|David Choe working on his first mural at Facebook|
Since then, I’ve noticed many more fascinating stories from the art world rapping on the knocker of my attention. Foremost among them is the story of the once homeless David Choe who, with this week’s announcement of the impending initial public offering of Facebook, is set to make a tidy $200 million. I was also fascinated to learn of an artist in Italy who’s taken the concept of building green to a whole new level. I love this stuff.
Spray-Paint Artist on Verge of Becoming a Multi-Millionaire
A long time ago in a galaxy far, far away... .in the social media dark ages of 2005, a young company called Facebook was barely a year old. Membership was only open to college and high school students, and its founders wanted to spruce up its first offices in Palo Alto. Then-president Sean Parker hired a 28 year old Korean-American graffiti artist by the name of David Choe to jazz up the office walls with an erotic mural or two.
When the work was finished, Parker offered Choe the option of cash or shares in the start-up. The temptation for a young struggling artist to be paid in real money was high. Even though he is reported at the time to have said that the very idea of a social network was “ridiculous and pointless,” Choe wisely chose the stock option. He was listed as an ‘adviser’ to Facebook and received 0.1 to 0.25 percent of the company. If Facebook does as well as is expected in its IPO in the spring, that share could be worth up to $200 million.
Not too shabby.
|California artist David Choe|
Since that initial mural was completed, Choe has had rising and falling fortunes. He has been homeless and he also has a painting of Barack Obama that hangs in the White House. He has been re-hired by the Facebook team to paint two sets of new offices, and his original works in the Palo Alto offices, no longer inhabited by Facebook, have been carefully removed and shipped to various Facebook offices worldwide.
Choe's pay for that original mural could be worth more money than Sotheby's raised for its record-breaking $200.7 million sale for a collection of work by artist Damien Hirst. On his blog, Choe reflects on his good fortune, or perhaps his destiny, as the rags to riches story of the century so far:
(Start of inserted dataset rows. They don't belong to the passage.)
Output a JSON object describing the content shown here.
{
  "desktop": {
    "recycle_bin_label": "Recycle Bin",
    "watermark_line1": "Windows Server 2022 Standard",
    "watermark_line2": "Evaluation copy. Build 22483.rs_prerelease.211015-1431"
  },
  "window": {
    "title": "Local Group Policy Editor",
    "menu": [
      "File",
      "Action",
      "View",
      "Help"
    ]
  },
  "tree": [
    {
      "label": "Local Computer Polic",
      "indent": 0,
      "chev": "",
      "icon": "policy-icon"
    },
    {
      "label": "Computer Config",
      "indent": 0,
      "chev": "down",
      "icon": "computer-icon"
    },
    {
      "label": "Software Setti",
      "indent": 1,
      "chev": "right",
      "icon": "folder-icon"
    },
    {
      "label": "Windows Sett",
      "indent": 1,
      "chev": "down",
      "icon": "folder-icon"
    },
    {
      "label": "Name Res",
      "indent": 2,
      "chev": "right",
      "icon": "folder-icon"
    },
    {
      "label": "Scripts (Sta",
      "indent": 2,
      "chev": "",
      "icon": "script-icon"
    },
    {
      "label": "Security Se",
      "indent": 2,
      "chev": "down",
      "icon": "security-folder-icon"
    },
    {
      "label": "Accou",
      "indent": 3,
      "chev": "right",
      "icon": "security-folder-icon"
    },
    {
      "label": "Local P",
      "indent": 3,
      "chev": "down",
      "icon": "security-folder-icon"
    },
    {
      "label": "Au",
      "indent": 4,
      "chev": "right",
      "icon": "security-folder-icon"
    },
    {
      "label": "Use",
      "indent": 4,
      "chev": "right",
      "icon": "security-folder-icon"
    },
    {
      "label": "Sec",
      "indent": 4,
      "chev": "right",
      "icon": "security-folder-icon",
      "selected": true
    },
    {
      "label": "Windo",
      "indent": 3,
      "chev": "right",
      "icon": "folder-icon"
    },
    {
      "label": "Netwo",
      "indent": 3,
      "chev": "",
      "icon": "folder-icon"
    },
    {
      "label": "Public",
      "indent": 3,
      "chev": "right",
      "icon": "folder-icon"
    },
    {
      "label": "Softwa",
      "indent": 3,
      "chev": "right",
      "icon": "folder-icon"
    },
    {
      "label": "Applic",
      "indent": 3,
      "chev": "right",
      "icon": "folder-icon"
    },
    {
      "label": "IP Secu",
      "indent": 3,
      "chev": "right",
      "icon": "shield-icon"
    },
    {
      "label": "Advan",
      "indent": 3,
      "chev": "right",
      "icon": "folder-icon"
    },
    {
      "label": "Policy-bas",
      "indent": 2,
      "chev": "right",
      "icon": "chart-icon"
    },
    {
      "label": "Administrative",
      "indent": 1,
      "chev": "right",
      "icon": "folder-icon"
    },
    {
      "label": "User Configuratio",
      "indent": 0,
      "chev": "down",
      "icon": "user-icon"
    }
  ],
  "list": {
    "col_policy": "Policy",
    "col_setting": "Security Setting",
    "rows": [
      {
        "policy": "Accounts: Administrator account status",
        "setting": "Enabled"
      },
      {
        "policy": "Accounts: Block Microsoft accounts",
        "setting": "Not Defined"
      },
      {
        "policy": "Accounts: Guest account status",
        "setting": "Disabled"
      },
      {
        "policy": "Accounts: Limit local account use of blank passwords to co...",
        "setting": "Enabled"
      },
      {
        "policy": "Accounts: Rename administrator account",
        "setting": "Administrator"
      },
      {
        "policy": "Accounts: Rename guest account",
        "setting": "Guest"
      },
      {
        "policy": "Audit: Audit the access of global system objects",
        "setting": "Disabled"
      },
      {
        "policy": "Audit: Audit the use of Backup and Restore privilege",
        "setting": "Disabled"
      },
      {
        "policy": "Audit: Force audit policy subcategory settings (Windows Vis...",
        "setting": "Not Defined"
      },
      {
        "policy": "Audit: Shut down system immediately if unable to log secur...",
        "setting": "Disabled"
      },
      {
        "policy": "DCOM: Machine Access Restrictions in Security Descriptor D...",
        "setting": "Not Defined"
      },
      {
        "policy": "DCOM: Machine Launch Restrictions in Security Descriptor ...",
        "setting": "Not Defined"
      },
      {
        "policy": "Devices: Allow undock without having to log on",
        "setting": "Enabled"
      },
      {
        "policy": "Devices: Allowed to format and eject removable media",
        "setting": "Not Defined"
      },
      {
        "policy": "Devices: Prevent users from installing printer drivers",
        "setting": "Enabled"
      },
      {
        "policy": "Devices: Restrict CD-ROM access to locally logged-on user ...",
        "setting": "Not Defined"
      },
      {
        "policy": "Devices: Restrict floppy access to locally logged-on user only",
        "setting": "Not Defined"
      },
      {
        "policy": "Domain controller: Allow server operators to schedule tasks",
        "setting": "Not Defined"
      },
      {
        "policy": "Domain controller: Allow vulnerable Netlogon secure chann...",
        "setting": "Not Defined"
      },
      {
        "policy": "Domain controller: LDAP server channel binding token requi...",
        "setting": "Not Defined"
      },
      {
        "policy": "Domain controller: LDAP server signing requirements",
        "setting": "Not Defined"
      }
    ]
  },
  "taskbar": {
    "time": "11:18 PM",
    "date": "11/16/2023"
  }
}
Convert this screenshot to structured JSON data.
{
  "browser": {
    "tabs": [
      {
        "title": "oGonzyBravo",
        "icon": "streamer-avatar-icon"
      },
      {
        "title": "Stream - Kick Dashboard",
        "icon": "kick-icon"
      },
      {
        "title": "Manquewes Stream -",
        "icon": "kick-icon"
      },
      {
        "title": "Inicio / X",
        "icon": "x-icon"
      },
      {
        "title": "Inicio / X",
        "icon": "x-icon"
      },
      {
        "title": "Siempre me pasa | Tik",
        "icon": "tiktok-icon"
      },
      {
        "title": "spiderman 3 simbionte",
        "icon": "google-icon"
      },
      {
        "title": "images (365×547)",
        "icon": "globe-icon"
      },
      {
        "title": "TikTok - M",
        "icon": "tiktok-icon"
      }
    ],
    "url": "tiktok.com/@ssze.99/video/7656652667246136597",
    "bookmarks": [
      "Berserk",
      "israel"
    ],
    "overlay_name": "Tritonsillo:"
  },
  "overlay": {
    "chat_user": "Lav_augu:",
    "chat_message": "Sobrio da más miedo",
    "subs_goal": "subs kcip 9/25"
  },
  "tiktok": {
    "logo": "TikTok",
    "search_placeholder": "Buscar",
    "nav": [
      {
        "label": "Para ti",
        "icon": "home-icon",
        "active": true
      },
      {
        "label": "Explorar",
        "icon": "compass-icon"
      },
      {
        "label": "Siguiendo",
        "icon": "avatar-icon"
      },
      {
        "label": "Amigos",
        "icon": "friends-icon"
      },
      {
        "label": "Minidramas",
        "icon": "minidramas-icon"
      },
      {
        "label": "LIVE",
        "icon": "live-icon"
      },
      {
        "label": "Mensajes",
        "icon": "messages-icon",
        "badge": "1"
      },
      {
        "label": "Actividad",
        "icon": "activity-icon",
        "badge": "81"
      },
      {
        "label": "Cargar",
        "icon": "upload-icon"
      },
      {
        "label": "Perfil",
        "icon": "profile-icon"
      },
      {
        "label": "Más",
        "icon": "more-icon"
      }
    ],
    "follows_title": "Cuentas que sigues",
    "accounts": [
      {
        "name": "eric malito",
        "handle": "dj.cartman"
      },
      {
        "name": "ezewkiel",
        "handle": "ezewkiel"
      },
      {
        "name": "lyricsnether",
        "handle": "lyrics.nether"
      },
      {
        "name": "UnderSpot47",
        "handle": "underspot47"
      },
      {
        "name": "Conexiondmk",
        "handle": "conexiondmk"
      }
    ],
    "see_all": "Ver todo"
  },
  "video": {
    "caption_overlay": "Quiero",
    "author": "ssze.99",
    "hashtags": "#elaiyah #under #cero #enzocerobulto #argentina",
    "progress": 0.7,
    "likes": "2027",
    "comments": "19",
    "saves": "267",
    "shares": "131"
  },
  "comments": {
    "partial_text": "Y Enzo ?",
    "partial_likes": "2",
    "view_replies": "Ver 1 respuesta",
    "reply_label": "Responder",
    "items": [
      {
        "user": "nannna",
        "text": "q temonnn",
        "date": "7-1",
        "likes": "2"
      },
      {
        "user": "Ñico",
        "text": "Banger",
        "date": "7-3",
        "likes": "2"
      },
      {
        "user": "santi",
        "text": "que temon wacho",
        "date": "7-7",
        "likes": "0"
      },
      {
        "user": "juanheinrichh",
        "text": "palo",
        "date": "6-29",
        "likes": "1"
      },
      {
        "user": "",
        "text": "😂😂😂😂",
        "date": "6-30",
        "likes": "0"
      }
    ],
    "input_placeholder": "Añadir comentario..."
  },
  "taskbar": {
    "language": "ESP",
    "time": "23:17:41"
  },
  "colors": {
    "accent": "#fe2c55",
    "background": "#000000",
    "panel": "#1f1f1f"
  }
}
"Have you had the dream where you ARE this guy?!? And then some kind of happy accident happens, and as you're in the middle of this glorious car crash, you stop to realize, that there is actually no such thing as an accident, and no chance encounters, and that everything has a direct purpose?"
Yes, I’ve had that dream. Have you?
Taking Built-Green to a Whole New Level
|“La Cattedrale Vegetale"|
In the Alpine hills of the Lombardy region of northern Italy, outside the town of Bergamo about 40 kilometers northeast of Milano, local artist Giuliano Mauri has created a stunning display of natural architecture – an entire cathedral made only out of trees. Designing his cathedral in 2001, Mauri envisioned a unique organic building designed in such a way that the branches of the trees forming its pillars would extend and arch to become its roof and walls.
The frame of the tree cathedral of Bergamo, or as Mauri called it “La Cattedrale Vegetale" consists of 42 columns made with spruce trunks and branches of chestnuts and hazelnuts forming supporting structures around the young firs. The 42 columns constitute a basilica of five aisles. With time, they will grow stronger and the wooden structures will slowly wither away and eventually be dismantled, offering a seamless transition from a man-made structure to a completely natural creation.
“La Cattedrale” is more than 90 feet long, nearly 80 feet wide, and ranges in height from about 16 feet to nearly 70 feet. The project makes use of 1,800 spruce trunks and 600 chestnut tree branches which are bound together by over 6,000 meters of hazelnut twigs, utilizing local traditional methods of intertwining and weaving. As the beeches grow they will form a natural roof across the Cathedral.
Mauri unexpectedly passed away in 2009, and the artist never got to see his grand plan come to life. However as an homage to his life’s work, the project was initiated in 2010, the International Year of Biodiversity, and is well on its way to fruition.
|The natural cathedral in winter - also "not too shabby"|